Rosalind was a brilliant scientist working on the Manhattan Project, responsible for developing the atomic bomb…that is, until a co-worker, Weaver, (with whom she was having an affair) dumps her and orchestrates her firing. Now she works at a department store because, well, science isn’t a respectable job for a woman anymore. The breakup had devastated her so she’s trying to forget about that time in her life, but the FBI is trying to pull her back to Weaver and expose him for treason.
This book highlights the pressure for women – and men, for that matter – to submit to traditional roles. I appreciated the acknowledgement that such norms plague men as well as women. Feeling stuck is a constant theme throughout the novel. How did we get here? How do we overcome it? Those were the pros, but overall I didn’t love this book. I didn’t hate it but would classify it as “fine.” It too lightly skimmed several genres: romance, historical fiction, intrigue…it didn’t exactly scream any specific category in particular. For something categorized as historical fiction (Weaver is based on a real person), it didn’t feel particularly historical; more like a love story that happened to be set a few decades ago. And about that love story…it was slow and then rushed. More in my Goodreads review to avoid spoilers here.

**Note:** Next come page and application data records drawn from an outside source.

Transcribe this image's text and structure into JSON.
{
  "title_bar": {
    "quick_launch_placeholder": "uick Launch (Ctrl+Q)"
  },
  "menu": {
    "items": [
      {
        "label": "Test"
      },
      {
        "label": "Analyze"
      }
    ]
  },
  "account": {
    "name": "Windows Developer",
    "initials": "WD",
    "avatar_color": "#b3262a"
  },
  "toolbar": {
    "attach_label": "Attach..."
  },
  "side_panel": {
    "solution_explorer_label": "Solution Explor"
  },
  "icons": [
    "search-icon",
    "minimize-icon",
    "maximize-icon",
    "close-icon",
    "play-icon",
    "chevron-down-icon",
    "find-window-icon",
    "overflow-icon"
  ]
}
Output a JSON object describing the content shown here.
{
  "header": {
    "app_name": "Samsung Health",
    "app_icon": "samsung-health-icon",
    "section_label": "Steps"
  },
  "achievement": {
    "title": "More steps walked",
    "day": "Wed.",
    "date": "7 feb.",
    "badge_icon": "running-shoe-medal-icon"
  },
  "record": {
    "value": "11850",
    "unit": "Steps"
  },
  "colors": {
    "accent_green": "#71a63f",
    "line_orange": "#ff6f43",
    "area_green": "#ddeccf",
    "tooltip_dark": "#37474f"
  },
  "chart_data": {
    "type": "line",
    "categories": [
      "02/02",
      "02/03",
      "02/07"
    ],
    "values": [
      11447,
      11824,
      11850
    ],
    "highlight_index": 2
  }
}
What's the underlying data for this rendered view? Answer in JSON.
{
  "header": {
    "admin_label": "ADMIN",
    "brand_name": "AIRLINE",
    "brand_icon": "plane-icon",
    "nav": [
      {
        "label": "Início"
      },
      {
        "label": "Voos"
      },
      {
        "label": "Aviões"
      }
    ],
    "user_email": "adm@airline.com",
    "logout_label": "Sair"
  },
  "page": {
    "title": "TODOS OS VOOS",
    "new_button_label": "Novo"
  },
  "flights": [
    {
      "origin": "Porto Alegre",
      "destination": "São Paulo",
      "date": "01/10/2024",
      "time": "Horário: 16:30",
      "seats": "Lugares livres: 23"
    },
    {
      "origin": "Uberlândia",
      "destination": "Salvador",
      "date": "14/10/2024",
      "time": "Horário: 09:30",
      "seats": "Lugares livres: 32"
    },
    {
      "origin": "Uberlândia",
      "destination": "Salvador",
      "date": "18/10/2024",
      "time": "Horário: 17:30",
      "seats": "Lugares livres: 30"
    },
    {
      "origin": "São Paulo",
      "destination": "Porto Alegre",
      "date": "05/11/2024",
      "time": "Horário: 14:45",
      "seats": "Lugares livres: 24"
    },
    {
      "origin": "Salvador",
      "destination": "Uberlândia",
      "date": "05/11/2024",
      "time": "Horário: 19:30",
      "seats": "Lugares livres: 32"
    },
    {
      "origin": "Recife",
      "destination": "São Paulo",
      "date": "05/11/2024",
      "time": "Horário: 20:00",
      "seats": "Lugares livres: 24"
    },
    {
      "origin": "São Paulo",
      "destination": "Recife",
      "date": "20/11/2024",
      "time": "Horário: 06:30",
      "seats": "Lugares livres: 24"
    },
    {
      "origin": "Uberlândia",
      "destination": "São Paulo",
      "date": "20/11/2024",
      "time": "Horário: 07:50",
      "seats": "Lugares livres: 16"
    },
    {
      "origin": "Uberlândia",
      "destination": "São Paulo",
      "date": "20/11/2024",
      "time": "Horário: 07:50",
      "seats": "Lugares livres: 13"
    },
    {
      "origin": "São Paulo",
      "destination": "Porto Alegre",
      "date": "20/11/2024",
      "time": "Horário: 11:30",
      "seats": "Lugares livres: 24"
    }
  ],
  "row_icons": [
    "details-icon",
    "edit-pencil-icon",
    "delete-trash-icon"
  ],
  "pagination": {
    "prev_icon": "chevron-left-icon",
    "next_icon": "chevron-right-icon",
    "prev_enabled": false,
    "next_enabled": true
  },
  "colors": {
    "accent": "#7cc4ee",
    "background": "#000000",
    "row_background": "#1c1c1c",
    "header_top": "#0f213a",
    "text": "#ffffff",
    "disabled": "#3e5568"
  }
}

2.75 out of 5 stars (a little slow and hard to get into with a kind of annoying ending)
Pair with: Grappa